“Senator Carper’s draft bill holds great promise in improving the efficiency of federal permitting while simultaneously benefiting communities and protecting and restoring important natural areas,” said Jason Albritton, North America Climate Mitigation Program Director at The Nature Conservancy. “It accelerates the approval of critical projects that boost the production of clean energy and ensure energy security, including much-needed electric transmission, and promotes important natural restoration initiatives. Furthermore, the bill encourages meaningful community outreach, empowering project site neighbors to provide valuable input.

“The PEER Act is a productive springboard for Congress’s conversation around permitting reform. To address the climate crisis with due urgency while safeguarding the welfare of both people and nature, Congress must enact responsible reforms that accelerate permitting for the infrastructure to address climate change and other critical needs. We look forward to working with Senator Carper and others in shaping permitting reform legislation that helps build a sustainable and resilient future.”
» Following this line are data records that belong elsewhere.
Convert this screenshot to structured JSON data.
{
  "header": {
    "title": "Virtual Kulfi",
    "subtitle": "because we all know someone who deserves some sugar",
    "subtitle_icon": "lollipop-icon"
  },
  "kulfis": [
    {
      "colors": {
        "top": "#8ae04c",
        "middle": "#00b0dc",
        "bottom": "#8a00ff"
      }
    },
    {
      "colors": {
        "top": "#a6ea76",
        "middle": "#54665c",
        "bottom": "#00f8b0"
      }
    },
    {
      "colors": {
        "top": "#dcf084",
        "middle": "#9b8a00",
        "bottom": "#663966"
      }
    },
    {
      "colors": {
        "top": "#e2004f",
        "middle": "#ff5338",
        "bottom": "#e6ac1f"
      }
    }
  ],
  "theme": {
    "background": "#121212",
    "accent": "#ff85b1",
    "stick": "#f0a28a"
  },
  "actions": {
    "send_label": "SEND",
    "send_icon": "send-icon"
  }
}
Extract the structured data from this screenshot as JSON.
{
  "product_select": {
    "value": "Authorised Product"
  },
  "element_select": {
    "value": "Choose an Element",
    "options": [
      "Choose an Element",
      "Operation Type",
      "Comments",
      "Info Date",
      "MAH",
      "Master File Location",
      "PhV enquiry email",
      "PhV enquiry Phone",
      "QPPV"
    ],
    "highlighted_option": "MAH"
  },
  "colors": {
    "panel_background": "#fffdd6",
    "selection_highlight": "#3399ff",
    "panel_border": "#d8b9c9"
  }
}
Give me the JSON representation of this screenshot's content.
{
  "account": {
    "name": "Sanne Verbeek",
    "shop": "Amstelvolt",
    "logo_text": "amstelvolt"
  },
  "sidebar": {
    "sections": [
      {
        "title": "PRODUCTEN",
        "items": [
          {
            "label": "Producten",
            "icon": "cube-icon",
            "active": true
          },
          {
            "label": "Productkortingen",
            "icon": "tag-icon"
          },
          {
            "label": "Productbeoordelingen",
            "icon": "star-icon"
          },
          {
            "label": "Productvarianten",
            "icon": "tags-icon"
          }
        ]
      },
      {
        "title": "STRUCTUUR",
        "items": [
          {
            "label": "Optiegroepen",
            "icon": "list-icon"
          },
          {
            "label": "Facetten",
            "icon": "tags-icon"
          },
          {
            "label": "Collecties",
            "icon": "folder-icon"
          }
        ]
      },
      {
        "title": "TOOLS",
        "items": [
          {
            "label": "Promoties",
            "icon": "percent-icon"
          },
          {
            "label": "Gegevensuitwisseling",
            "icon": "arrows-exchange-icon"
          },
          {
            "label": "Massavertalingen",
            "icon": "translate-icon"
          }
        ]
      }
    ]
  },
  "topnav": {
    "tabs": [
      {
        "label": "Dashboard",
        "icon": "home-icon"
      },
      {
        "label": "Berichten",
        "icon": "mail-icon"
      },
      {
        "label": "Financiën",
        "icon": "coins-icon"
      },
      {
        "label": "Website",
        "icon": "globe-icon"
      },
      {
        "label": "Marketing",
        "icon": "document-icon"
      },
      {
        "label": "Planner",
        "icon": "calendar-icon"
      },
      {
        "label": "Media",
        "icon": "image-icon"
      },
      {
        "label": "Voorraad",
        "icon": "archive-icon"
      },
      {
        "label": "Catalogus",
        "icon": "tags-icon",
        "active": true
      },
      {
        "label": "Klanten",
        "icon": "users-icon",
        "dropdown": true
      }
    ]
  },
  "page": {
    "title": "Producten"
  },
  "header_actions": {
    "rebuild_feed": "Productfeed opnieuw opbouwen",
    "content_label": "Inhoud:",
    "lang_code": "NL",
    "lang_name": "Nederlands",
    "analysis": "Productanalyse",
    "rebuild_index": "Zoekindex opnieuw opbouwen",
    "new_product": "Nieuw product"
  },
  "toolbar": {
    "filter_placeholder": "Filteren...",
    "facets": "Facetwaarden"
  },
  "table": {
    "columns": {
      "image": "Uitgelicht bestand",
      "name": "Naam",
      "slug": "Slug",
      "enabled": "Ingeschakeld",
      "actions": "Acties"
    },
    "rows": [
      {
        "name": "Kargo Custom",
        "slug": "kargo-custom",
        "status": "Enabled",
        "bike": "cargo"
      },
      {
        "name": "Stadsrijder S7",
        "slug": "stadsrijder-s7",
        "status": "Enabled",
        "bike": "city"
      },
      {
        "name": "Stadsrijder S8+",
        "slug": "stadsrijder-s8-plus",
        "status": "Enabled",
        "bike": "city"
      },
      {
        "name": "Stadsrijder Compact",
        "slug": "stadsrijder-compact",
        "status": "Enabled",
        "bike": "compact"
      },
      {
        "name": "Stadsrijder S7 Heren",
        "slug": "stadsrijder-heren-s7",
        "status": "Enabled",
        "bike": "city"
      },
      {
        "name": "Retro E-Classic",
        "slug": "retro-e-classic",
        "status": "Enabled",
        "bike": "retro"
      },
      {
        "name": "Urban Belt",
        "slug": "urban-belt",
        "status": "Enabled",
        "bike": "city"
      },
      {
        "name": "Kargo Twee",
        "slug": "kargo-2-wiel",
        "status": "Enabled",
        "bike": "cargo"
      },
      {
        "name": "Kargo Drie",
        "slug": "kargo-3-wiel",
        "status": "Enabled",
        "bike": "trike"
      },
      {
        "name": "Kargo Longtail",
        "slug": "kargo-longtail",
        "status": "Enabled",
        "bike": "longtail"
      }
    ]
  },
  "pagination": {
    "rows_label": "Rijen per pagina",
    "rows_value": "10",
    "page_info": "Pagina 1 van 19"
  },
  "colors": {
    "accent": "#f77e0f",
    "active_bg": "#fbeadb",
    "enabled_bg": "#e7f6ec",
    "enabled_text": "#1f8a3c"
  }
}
The Nature Conservancy is a global conservation organization dedicated to conserving the lands and waters on which all life depends. Guided by science, we create innovative, on-the-ground solutions to our world’s toughest challenges so that nature and people can thrive together. We are tackling climate change, conserving lands, waters and oceans at an unprecedented scale, providing food and water sustainably and helping make cities more sustainable. The Nature Conservancy is working to make a lasting difference around the world in 77 countries and territories (41 by direct conservation impact and 36 through partners) through a collaborative approach that engages local communities, governments, the private sector, and other partners. To learn more, visit or follow @nature_press on X.